    Member for

    18 years 6 months

    Randyman... Fri, 10/22/2004 - 19:21
    'scuse me while I bring this old thread back from the dead.

    What would be the CHEAPEST way to get into a "lunchbox" style enclosure (with PS) and 2 API 512 Mic-Pre modules (or the "200 series" equivalents)?

    Reading the above post, the option for the 500-series EQ sounds cool, but not if it will add an additional $1000 to my initial investment (I need PRE'S, NOW!).

    I have seen a few other brands of "lunchbox" frames, and I am curious how much could be saved here.
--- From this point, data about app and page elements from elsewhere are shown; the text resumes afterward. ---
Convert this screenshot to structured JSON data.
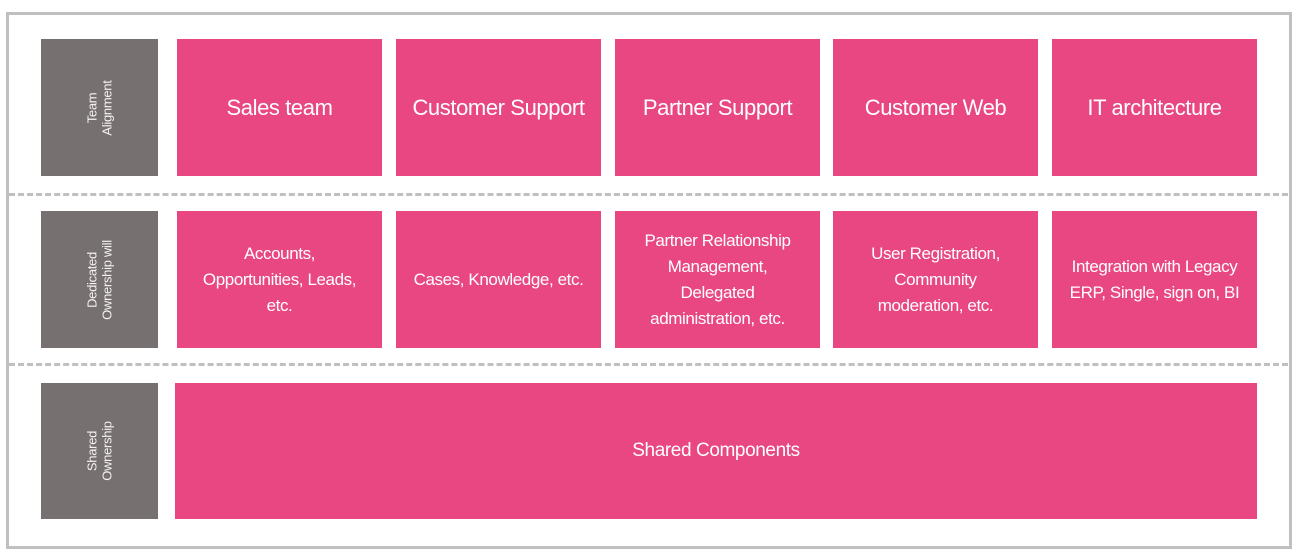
{
  "colors": {
    "accent": "#e84781",
    "label_bg": "#767170",
    "border": "#c0c0c0"
  },
  "rows": [
    {
      "label": "Team\nAlignment",
      "cells": [
        "Sales team",
        "Customer Support",
        "Partner Support",
        "Customer Web",
        "IT architecture"
      ]
    },
    {
      "label": "Dedicated\nOwnership will",
      "cells": [
        "Accounts,\nOpportunities, Leads,\netc.",
        "Cases, Knowledge, etc.",
        "Partner Relationship\nManagement,\nDelegated\nadministration, etc.",
        "User Registration,\nCommunity\nmoderation, etc.",
        "Integration with Legacy\nERP, Single, sign on, BI"
      ]
    },
    {
      "label": "Shared\nOwnership",
      "cells": [
        "Shared Components"
      ]
    }
  ]
}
I really like having an expandable module to add more pre's/EQ's/Dynamics as my budget permits.

    This will be my first "boutique" item (besides my Avalon U5), and I am realizing I need to skip all the "semi-pro" IC stuff, and go for the gold :). All the wonderful people here have beat that into my brain (and I thank you).

    I am very "wet behind the ears" when it comes to this expensive stuff, so PLEASE feel free to enlighten me as much as possible to ALL options in the API familty of pre-amps (and other branded "API" designs, too). These will obviously get used on Drums, and whatever else I see fit.

    Thanks a TON!!! :cool:

    Member for

    20 years 2 months

    Doublehelix Fri, 10/22/2004 - 20:25
    First off, be sure that the API pres are what you want sound-wise. They are not for everyone, and certainly not for all sources. I am not convinced that they are the desert island pre...

    If you decide to go with the 500 series, you can obviously buy the 512 mic pres now, and then add the 550 EQ's later if you need.

    From what I have seen, the API lunchboxes are not that much more than other 3rd party clones, and I'd feel safer knowing that the power supply was supplied by API, but that might just be me...

    Good luck!

    Member for

    18 years 6 months

    Randyman... Fri, 10/22/2004 - 20:35
    Thanks for the quick reply!

    I saw Seventh Circle recommended on another thread:

    Has anyone used these "kits"? It appears I could get the 2U chassis and PS, and mix and match the A12 (API) and the N72 (NEVE) modules in a single unit! The price seems VERY affordable, and I am fairly proficient at soldering, and have a basic understanding of electronics (no oscilliscope, though :( )

    I guess I'm just looking for the most bang for my buck (and I DON'T mind building a kit, either).